<<<<
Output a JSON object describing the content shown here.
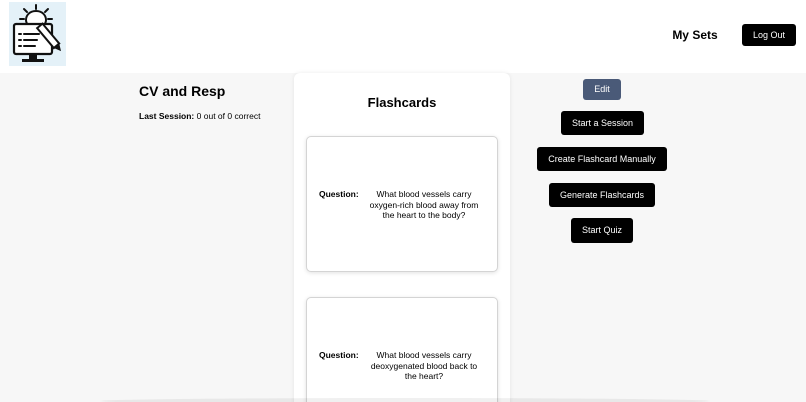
{
  "header": {
    "logo_icon": "lightbulb-monitor-pencil-icon",
    "my_sets_label": "My Sets",
    "logout_label": "Log Out"
  },
  "set": {
    "title": "CV and Resp",
    "last_session_label": "Last Session:",
    "last_session_value": "0 out of 0 correct"
  },
  "flashcards": {
    "title": "Flashcards",
    "cards": [
      {
        "question_label": "Question:",
        "question_text": "What blood vessels carry oxygen-rich blood away from the heart to the body?"
      },
      {
        "question_label": "Question:",
        "question_text": "What blood vessels carry deoxygenated blood back to the heart?"
      }
    ]
  },
  "actions": {
    "edit_label": "Edit",
    "start_session_label": "Start a Session",
    "create_manual_label": "Create Flashcard Manually",
    "generate_label": "Generate Flashcards",
    "start_quiz_label": "Start Quiz"
  },
  "colors": {
    "edit_button": "#4a5a78",
    "primary_button": "#000000",
    "page_background": "#f7f7f7"
  }
}
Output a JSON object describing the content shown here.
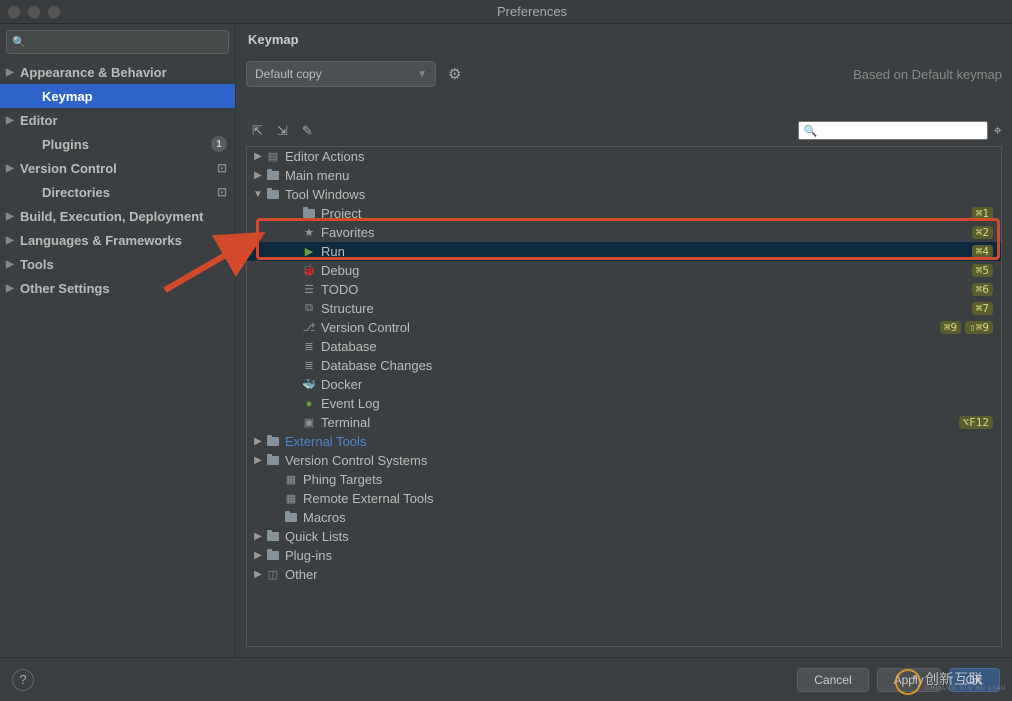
{
  "window": {
    "title": "Preferences"
  },
  "sidebar": {
    "search_placeholder": "",
    "items": [
      {
        "label": "Appearance & Behavior",
        "arrow": true,
        "bold": true
      },
      {
        "label": "Keymap",
        "selected": true,
        "child": true,
        "bold": true
      },
      {
        "label": "Editor",
        "arrow": true,
        "bold": true
      },
      {
        "label": "Plugins",
        "child": true,
        "badge": "1",
        "bold": true
      },
      {
        "label": "Version Control",
        "arrow": true,
        "ind": "⊡",
        "bold": true
      },
      {
        "label": "Directories",
        "child": true,
        "ind": "⊡",
        "bold": true
      },
      {
        "label": "Build, Execution, Deployment",
        "arrow": true,
        "bold": true
      },
      {
        "label": "Languages & Frameworks",
        "arrow": true,
        "bold": true
      },
      {
        "label": "Tools",
        "arrow": true,
        "bold": true
      },
      {
        "label": "Other Settings",
        "arrow": true,
        "bold": true
      }
    ]
  },
  "main": {
    "title": "Keymap",
    "scheme": "Default copy",
    "based_on": "Based on Default keymap",
    "tree": [
      {
        "d": 0,
        "tgl": "▶",
        "icon": "editor-actions-icon",
        "label": "Editor Actions"
      },
      {
        "d": 0,
        "tgl": "▶",
        "icon": "folder",
        "label": "Main menu"
      },
      {
        "d": 0,
        "tgl": "▼",
        "icon": "folder",
        "label": "Tool Windows"
      },
      {
        "d": 2,
        "icon": "folder",
        "label": "Project",
        "sc": [
          "⌘1"
        ]
      },
      {
        "d": 2,
        "icon": "star",
        "label": "Favorites",
        "sc": [
          "⌘2"
        ]
      },
      {
        "d": 2,
        "icon": "run",
        "label": "Run",
        "selected": true,
        "sc": [
          "⌘4"
        ]
      },
      {
        "d": 2,
        "icon": "debug",
        "label": "Debug",
        "sc": [
          "⌘5"
        ]
      },
      {
        "d": 2,
        "icon": "todo",
        "label": "TODO",
        "sc": [
          "⌘6"
        ]
      },
      {
        "d": 2,
        "icon": "structure",
        "label": "Structure",
        "sc": [
          "⌘7"
        ]
      },
      {
        "d": 2,
        "icon": "vcs",
        "label": "Version Control",
        "sc": [
          "⌘9",
          "⇧⌘9"
        ]
      },
      {
        "d": 2,
        "icon": "db",
        "label": "Database"
      },
      {
        "d": 2,
        "icon": "dbchanges",
        "label": "Database Changes"
      },
      {
        "d": 2,
        "icon": "docker",
        "label": "Docker"
      },
      {
        "d": 2,
        "icon": "event",
        "label": "Event Log"
      },
      {
        "d": 2,
        "icon": "terminal",
        "label": "Terminal",
        "sc": [
          "⌥F12"
        ]
      },
      {
        "d": 0,
        "tgl": "▶",
        "icon": "folder",
        "label": "External Tools",
        "link": true
      },
      {
        "d": 0,
        "tgl": "▶",
        "icon": "folder",
        "label": "Version Control Systems"
      },
      {
        "d": 1,
        "icon": "phing",
        "label": "Phing Targets"
      },
      {
        "d": 1,
        "icon": "remote",
        "label": "Remote External Tools"
      },
      {
        "d": 1,
        "icon": "folder",
        "label": "Macros"
      },
      {
        "d": 0,
        "tgl": "▶",
        "icon": "folder",
        "label": "Quick Lists"
      },
      {
        "d": 0,
        "tgl": "▶",
        "icon": "folder",
        "label": "Plug-ins"
      },
      {
        "d": 0,
        "tgl": "▶",
        "icon": "other",
        "label": "Other"
      }
    ]
  },
  "footer": {
    "cancel": "Cancel",
    "apply": "Apply",
    "ok": "OK"
  },
  "watermark": {
    "main": "创新互联",
    "sub": "CHUANG XIN HU LIAN"
  }
}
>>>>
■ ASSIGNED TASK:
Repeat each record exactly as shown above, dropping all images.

■ EXPECTED OUTPUT:
Output a JSON object describing the content shown here.
{
  "header": {
    "logo_icon": "lightbulb-monitor-pencil-icon",
    "my_sets_label": "My Sets",
    "logout_label": "Log Out"
  },
  "set": {
    "title": "CV and Resp",
    "last_session_label": "Last Session:",
    "last_session_value": "0 out of 0 correct"
  },
  "flashcards": {
    "title": "Flashcards",
    "cards": [
      {
        "question_label": "Question:",
        "question_text": "What blood vessels carry oxygen-rich blood away from the heart to the body?"
      },
      {
        "question_label": "Question:",
        "question_text": "What blood vessels carry deoxygenated blood back to the heart?"
      }
    ]
  },
  "actions": {
    "edit_label": "Edit",
    "start_session_label": "Start a Session",
    "create_manual_label": "Create Flashcard Manually",
    "generate_label": "Generate Flashcards",
    "start_quiz_label": "Start Quiz"
  },
  "colors": {
    "edit_button": "#4a5a78",
    "primary_button": "#000000",
    "page_background": "#f7f7f7"
  }
}
Output a JSON object describing the content shown here.
{
  "window": {
    "title": "Preferences"
  },
  "sidebar": {
    "search_placeholder": "",
    "items": [
      {
        "label": "Appearance & Behavior",
        "arrow": true,
        "bold": true
      },
      {
        "label": "Keymap",
        "selected": true,
        "child": true,
        "bold": true
      },
      {
        "label": "Editor",
        "arrow": true,
        "bold": true
      },
      {
        "label": "Plugins",
        "child": true,
        "badge": "1",
        "bold": true
      },
      {
        "label": "Version Control",
        "arrow": true,
        "ind": "⊡",
        "bold": true
      },
      {
        "label": "Directories",
        "child": true,
        "ind": "⊡",
        "bold": true
      },
      {
        "label": "Build, Execution, Deployment",
        "arrow": true,
        "bold": true
      },
      {
        "label": "Languages & Frameworks",
        "arrow": true,
        "bold": true
      },
      {
        "label": "Tools",
        "arrow": true,
        "bold": true
      },
      {
        "label": "Other Settings",
        "arrow": true,
        "bold": true
      }
    ]
  },
  "main": {
    "title": "Keymap",
    "scheme": "Default copy",
    "based_on": "Based on Default keymap",
    "tree": [
      {
        "d": 0,
        "tgl": "▶",
        "icon": "editor-actions-icon",
        "label": "Editor Actions"
      },
      {
        "d": 0,
        "tgl": "▶",
        "icon": "folder",
        "label": "Main menu"
      },
      {
        "d": 0,
        "tgl": "▼",
        "icon": "folder",
        "label": "Tool Windows"
      },
      {
        "d": 2,
        "icon": "folder",
        "label": "Project",
        "sc": [
          "⌘1"
        ]
      },
      {
        "d": 2,
        "icon": "star",
        "label": "Favorites",
        "sc": [
          "⌘2"
        ]
      },
      {
        "d": 2,
        "icon": "run",
        "label": "Run",
        "selected": true,
        "sc": [
          "⌘4"
        ]
      },
      {
        "d": 2,
        "icon": "debug",
        "label": "Debug",
        "sc": [
          "⌘5"
        ]
      },
      {
        "d": 2,
        "icon": "todo",
        "label": "TODO",
        "sc": [
          "⌘6"
        ]
      },
      {
        "d": 2,
        "icon": "structure",
        "label": "Structure",
        "sc": [
          "⌘7"
        ]
      },
      {
        "d": 2,
        "icon": "vcs",
        "label": "Version Control",
        "sc": [
          "⌘9",
          "⇧⌘9"
        ]
      },
      {
        "d": 2,
        "icon": "db",
        "label": "Database"
      },
      {
        "d": 2,
        "icon": "dbchanges",
        "label": "Database Changes"
      },
      {
        "d": 2,
        "icon": "docker",
        "label": "Docker"
      },
      {
        "d": 2,
        "icon": "event",
        "label": "Event Log"
      },
      {
        "d": 2,
        "icon": "terminal",
        "label": "Terminal",
        "sc": [
          "⌥F12"
        ]
      },
      {
        "d": 0,
        "tgl": "▶",
        "icon": "folder",
        "label": "External Tools",
        "link": true
      },
      {
        "d": 0,
        "tgl": "▶",
        "icon": "folder",
        "label": "Version Control Systems"
      },
      {
        "d": 1,
        "icon": "phing",
        "label": "Phing Targets"
      },
      {
        "d": 1,
        "icon": "remote",
        "label": "Remote External Tools"
      },
      {
        "d": 1,
        "icon": "folder",
        "label": "Macros"
      },
      {
        "d": 0,
        "tgl": "▶",
        "icon": "folder",
        "label": "Quick Lists"
      },
      {
        "d": 0,
        "tgl": "▶",
        "icon": "folder",
        "label": "Plug-ins"
      },
      {
        "d": 0,
        "tgl": "▶",
        "icon": "other",
        "label": "Other"
      }
    ]
  },
  "footer": {
    "cancel": "Cancel",
    "apply": "Apply",
    "ok": "OK"
  },
  "watermark": {
    "main": "创新互联",
    "sub": "CHUANG XIN HU LIAN"
  }
}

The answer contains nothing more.